TASK GOAL
When a line of the records contains "Write", copy it.

RECORDS PROVIDED
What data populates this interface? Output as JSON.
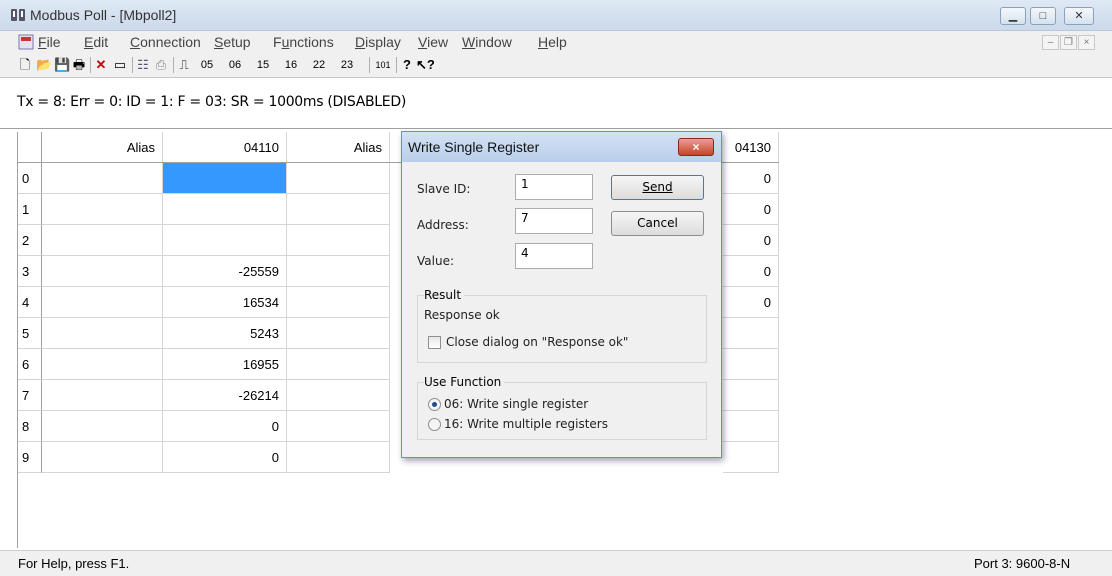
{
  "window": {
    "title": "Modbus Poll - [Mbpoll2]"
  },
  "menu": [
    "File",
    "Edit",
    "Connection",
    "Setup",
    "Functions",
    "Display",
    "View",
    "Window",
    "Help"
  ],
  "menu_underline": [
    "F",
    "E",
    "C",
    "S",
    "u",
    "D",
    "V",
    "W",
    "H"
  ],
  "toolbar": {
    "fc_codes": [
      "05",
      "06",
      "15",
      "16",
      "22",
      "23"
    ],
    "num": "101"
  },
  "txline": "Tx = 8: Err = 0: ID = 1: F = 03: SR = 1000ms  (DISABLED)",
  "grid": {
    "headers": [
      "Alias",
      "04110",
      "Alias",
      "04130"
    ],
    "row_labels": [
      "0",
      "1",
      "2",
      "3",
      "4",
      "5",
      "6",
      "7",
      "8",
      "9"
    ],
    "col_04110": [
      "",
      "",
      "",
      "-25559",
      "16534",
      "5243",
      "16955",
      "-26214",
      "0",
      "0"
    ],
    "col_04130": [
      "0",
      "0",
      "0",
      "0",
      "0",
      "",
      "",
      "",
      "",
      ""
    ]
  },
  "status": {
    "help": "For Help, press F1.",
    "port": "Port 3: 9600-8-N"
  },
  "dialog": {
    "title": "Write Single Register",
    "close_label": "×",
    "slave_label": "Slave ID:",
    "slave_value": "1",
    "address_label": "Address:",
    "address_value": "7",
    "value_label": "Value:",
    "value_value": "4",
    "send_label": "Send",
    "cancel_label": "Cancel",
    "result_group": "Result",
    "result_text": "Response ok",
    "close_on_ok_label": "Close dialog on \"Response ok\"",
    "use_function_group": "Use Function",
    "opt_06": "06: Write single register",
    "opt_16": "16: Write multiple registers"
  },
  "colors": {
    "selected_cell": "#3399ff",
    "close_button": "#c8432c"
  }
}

RESPONSE FOR THIS EXERCISE
    "title": "Write Single Register",
    "opt_06": "06: Write single register",
    "opt_16": "16: Write multiple registers"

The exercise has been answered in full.